A rival piece of legislation from Senator Tom Harkin (D-Iowa) keeps some of NCLB’s accountability measures and has cleared the Health, Education, Labor and Pensions Committee. The bill would almost certainly not pass the House and could have a difficult time in the Senate, especially if a vote doesn’t occur before the 2014 mid-term elections, which Nate Silver has forecast as an advantage for Republicans reclaiming control of the Senate.
Still, for Harkin, “Reauthorizing the Elementary and Secondary Education Act is one of my highest priorities. Teachers, families and children of this nation need the certainty of a reauthorization that will ensure access to comprehensive education, teachers who are the most effective, and standards that are world-class … Unfortunately, the House bill, H.R. 5, falls short on all these counts.”
Naturally, Harkin has an ally in the White House. Secretary of Education Arne Duncan issued a statement on Friday that emphasized the President’s veto threat. “It marks a retreat from high standards for all students and would virtually eliminate accountability for the learning of historically underserved students — a huge step backward for efforts to improve academic achievement.”
Duncan continued: “It would lock in major cuts to education funding at a time when continued investments in education are the only way we can remain competitive on the world stage.”
Even conservative-tilting Business Roundtable got in on the Student Success Act negativity: “While many parts of H.R. 5 align with the kinds of reforms Business Roundtable believes are necessary to strengthen education in the United States, the bill does not go far enough to ensure accountability,” said president John Engler. “Without adequate measures to ensure student performance, postsecondary educators and employers cannot trust that a high school diploma means college and career readiness.”
Recap Of SSA
The Good: Getting rid of NCLB accountability standards, placing more power in the hands of teachers and schools; encourages parental involvement (nice since parents are their children’s biggest teachers and should be involved in the process anyway). Bridges the divide between Washington and state governments via the element of trust.
The Bad: Small likelihood of becoming law as it’s failing to receive any bipartisan support; paints a bleak picture on the amount of money schools can expect from the federal government moving forward; has very little accountability standards for teachers and schools with regard to student achievement.
While any attempt to empower schools and teachers should be met with excitement, the Student Success Act doesn’t appear to go far enough in holding anyone accountable for anything. The problem, however, with going further than what SSA does, is that too often politicians look at “accountability measures” as something only the school and the teacher need worry about.

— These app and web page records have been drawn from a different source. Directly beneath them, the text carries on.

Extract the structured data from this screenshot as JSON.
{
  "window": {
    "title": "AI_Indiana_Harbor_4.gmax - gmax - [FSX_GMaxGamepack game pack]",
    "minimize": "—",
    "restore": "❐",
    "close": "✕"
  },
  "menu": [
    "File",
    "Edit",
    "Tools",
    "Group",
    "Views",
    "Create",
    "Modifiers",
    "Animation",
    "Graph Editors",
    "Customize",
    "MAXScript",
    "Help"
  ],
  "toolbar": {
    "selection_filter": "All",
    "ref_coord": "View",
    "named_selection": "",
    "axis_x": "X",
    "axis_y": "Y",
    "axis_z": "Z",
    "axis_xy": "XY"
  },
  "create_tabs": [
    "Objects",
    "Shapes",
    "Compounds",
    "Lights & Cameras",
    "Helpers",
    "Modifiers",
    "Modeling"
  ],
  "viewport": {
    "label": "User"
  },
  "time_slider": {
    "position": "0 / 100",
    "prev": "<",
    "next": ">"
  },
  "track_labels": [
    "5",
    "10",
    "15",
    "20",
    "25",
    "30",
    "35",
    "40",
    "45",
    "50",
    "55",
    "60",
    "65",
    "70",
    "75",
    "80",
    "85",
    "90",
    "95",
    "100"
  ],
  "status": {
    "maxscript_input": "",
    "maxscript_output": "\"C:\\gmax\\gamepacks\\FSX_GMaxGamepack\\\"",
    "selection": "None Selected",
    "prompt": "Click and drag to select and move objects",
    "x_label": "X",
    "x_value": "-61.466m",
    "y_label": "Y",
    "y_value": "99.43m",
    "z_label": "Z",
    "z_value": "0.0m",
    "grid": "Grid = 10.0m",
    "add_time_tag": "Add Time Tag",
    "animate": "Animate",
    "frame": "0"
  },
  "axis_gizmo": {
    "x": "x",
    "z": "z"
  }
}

Students and parents are still without repercussions to poor performance, and until the federal government wises up to that, whatever legislation comes along AFTER No Child Left Behind (and actually manages to make it into law) will be equally impotent. This reality highlights the importance of students to take initiative and better themselves through more education and achievement. Now more than ever, your success must be more important to you than anyone else.
[Image via IOXassessment.com]